They find that test score gains are no greater for students who were admitted to the schools their parents preferred than those not admitted. For boys there are some signs that the effect on test score gains may actually be negative. But when they look at longer-term outcomes, including educational attainment, employment, and earnings, they find significant benefits for students who were admitted to the schools the parents preferred. These positive effects were driven mostly by gains for girls. When they explore mechanisms for why these gains occurred, they find a significant reduction in teen motherhood for girls admitted to preferred schools, which contributed to their educational attainment and later employment and earnings. They also found that both boys and girls experienced significant long-term health benefits as measured by a healthy BMI, regular exercise, and dental check-ups if they gained admission to the schools their parents preferred. The researchers conclude: “This suggests that preferred schools may promote productive habits and attitudes that are not measured by test scores but contribute to overall well-being. This may represent a significant, previously undocumented, return to school quality.”
So, parents, on average, could detect important aspects of school quality that technocrats guided by test scores would get wrong. Technocrats would conclude that the schools that parents prefer do nothing to improve student outcomes because test scores don’t rise or even go down when students get into the school their parents want. But parents are smarter than the technocrats. They prefer schools that improve long-term outcomes for their children.

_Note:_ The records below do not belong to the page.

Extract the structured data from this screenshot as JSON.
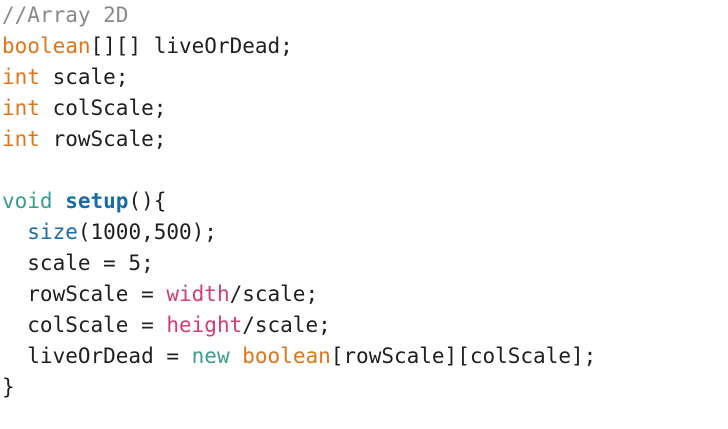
{
  "editor": {
    "colors": {
      "comment": "#8a8a8a",
      "type": "#e0761a",
      "void": "#3a9d8f",
      "function": "#1b6ba5",
      "constant": "#d23d7a",
      "text": "#1f1f1f",
      "background": "#ffffff"
    },
    "lines": [
      [
        {
          "t": "//Array 2D",
          "k": "comment"
        }
      ],
      [
        {
          "t": "boolean",
          "k": "type"
        },
        {
          "t": "[][] liveOrDead;",
          "k": "plain"
        }
      ],
      [
        {
          "t": "int",
          "k": "type"
        },
        {
          "t": " scale;",
          "k": "plain"
        }
      ],
      [
        {
          "t": "int",
          "k": "type"
        },
        {
          "t": " colScale;",
          "k": "plain"
        }
      ],
      [
        {
          "t": "int",
          "k": "type"
        },
        {
          "t": " rowScale;",
          "k": "plain"
        }
      ],
      [],
      [
        {
          "t": "void",
          "k": "void"
        },
        {
          "t": " ",
          "k": "plain"
        },
        {
          "t": "setup",
          "k": "func"
        },
        {
          "t": "(){",
          "k": "plain"
        }
      ],
      [
        {
          "t": "  ",
          "k": "plain"
        },
        {
          "t": "size",
          "k": "builtin"
        },
        {
          "t": "(1000,500);",
          "k": "plain"
        }
      ],
      [
        {
          "t": "  scale = 5;",
          "k": "plain"
        }
      ],
      [
        {
          "t": "  rowScale = ",
          "k": "plain"
        },
        {
          "t": "width",
          "k": "const"
        },
        {
          "t": "/scale;",
          "k": "plain"
        }
      ],
      [
        {
          "t": "  colScale = ",
          "k": "plain"
        },
        {
          "t": "height",
          "k": "const"
        },
        {
          "t": "/scale;",
          "k": "plain"
        }
      ],
      [
        {
          "t": "  liveOrDead = ",
          "k": "plain"
        },
        {
          "t": "new",
          "k": "new"
        },
        {
          "t": " ",
          "k": "plain"
        },
        {
          "t": "boolean",
          "k": "type"
        },
        {
          "t": "[rowScale][colScale];",
          "k": "plain"
        }
      ],
      [
        {
          "t": "}",
          "k": "plain"
        }
      ]
    ]
  }
}
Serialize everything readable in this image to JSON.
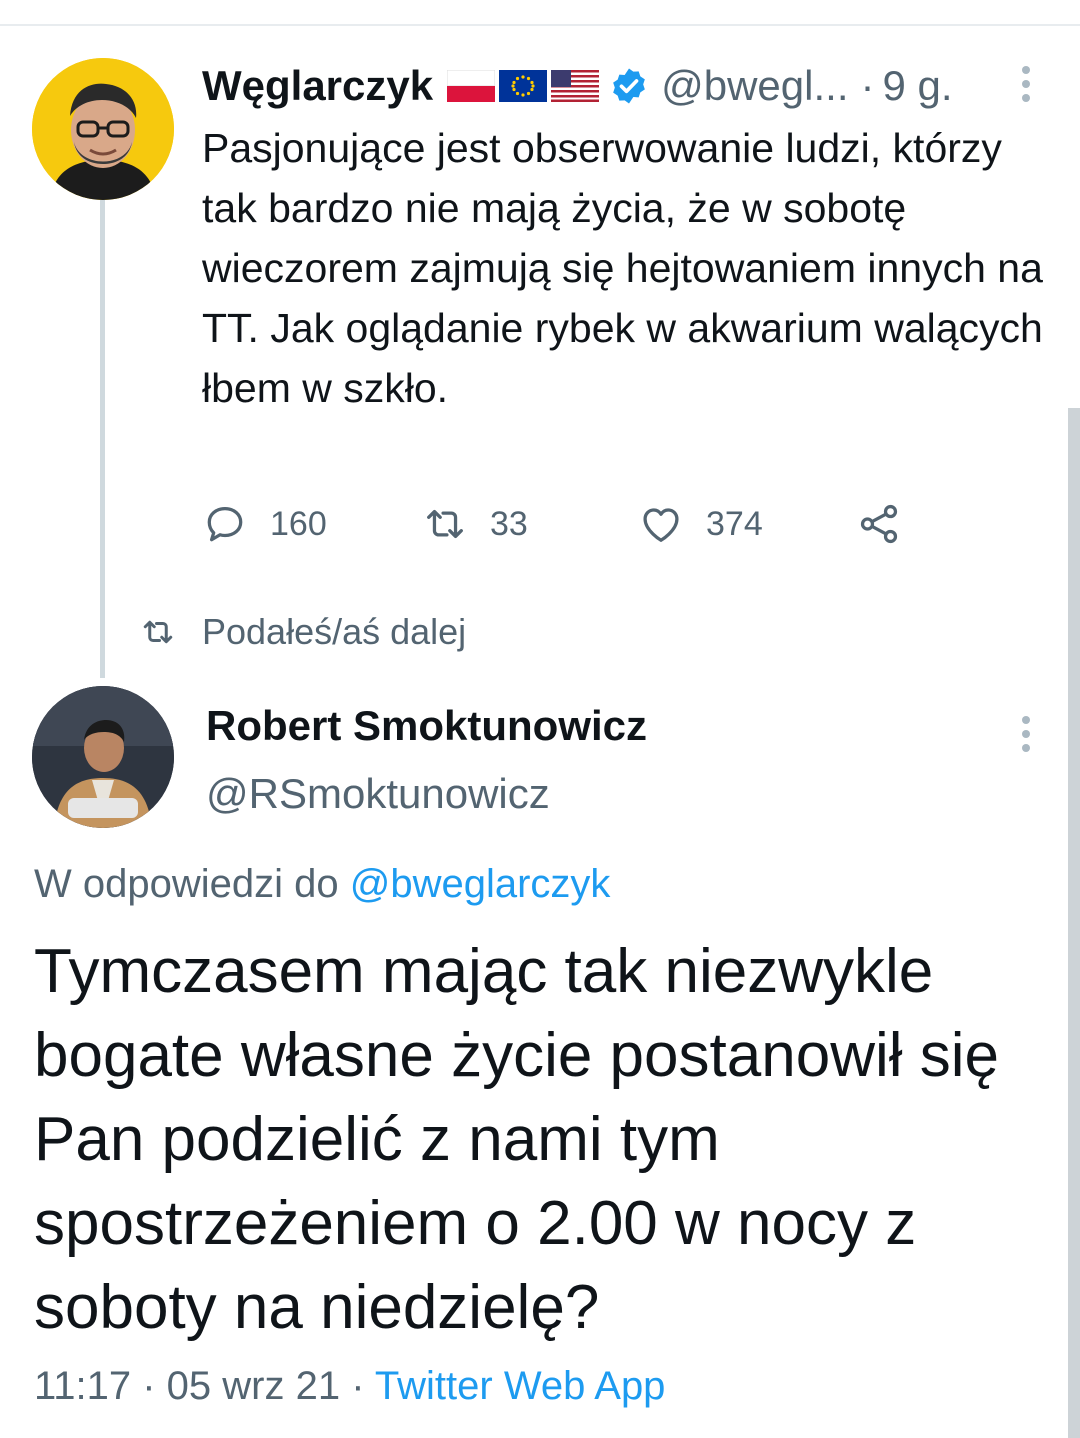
{
  "tweet1": {
    "author_name": "Węglarczyk",
    "flags": [
      "poland-flag",
      "eu-flag",
      "usa-flag"
    ],
    "verified": true,
    "handle": "@bwegl...",
    "separator": "·",
    "time": "9 g.",
    "text": "Pasjonujące jest obserwowanie ludzi, którzy tak bardzo nie mają życia, że w sobotę wieczorem zajmują się hejtowaniem innych na TT. Jak oglądanie rybek w akwarium walących łbem w szkło.",
    "replies": "160",
    "retweets": "33",
    "likes": "374"
  },
  "retweet_notice": "Podałeś/aś dalej",
  "tweet2": {
    "author_name": "Robert Smoktunowicz",
    "handle": "@RSmoktunowicz",
    "reply_prefix": "W odpowiedzi do",
    "reply_mention": "@bweglarczyk",
    "text": "Tymczasem mając tak niezwykle bogate własne życie postanowił się Pan podzielić z nami tym spostrzeżeniem o 2.00 w nocy z soboty na niedzielę?",
    "timestamp": "11:17 · 05 wrz 21 ·",
    "source": "Twitter Web App"
  },
  "colors": {
    "accent": "#1d9bf0",
    "secondary_text": "#536471",
    "primary_text": "#0f1419"
  }
}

Specifically parents seem to be able to choose schools that are more effective in developing the “character” of their children, making the students less likely to get pregnant as teens and more likely to be engaged in positive health behaviors later. For boys this may not make a big difference in the labor market (although it does not harm those outcomes), but for girls these health improvements seem to drive higher educational attainment, employment, and earnings.
This study is consistent with a long line of research that finds a disconnect between short-term test score outcomes and long-term life outcomes, as described in a recent meta-analysis by my colleagues, Mike McShane, Pat Wolf, and Collin Hitt. It’s amazing to me how champions of the technocratic approach continue to have faith that they have access to scientific tools to identify school quality that less well-informed parents lack despite the growing body of scientific evidence that demonstrates the very real defects of the technocratic approach. Despite their daily hymns of praise to science, the technocrats don’t seem very scientific at all.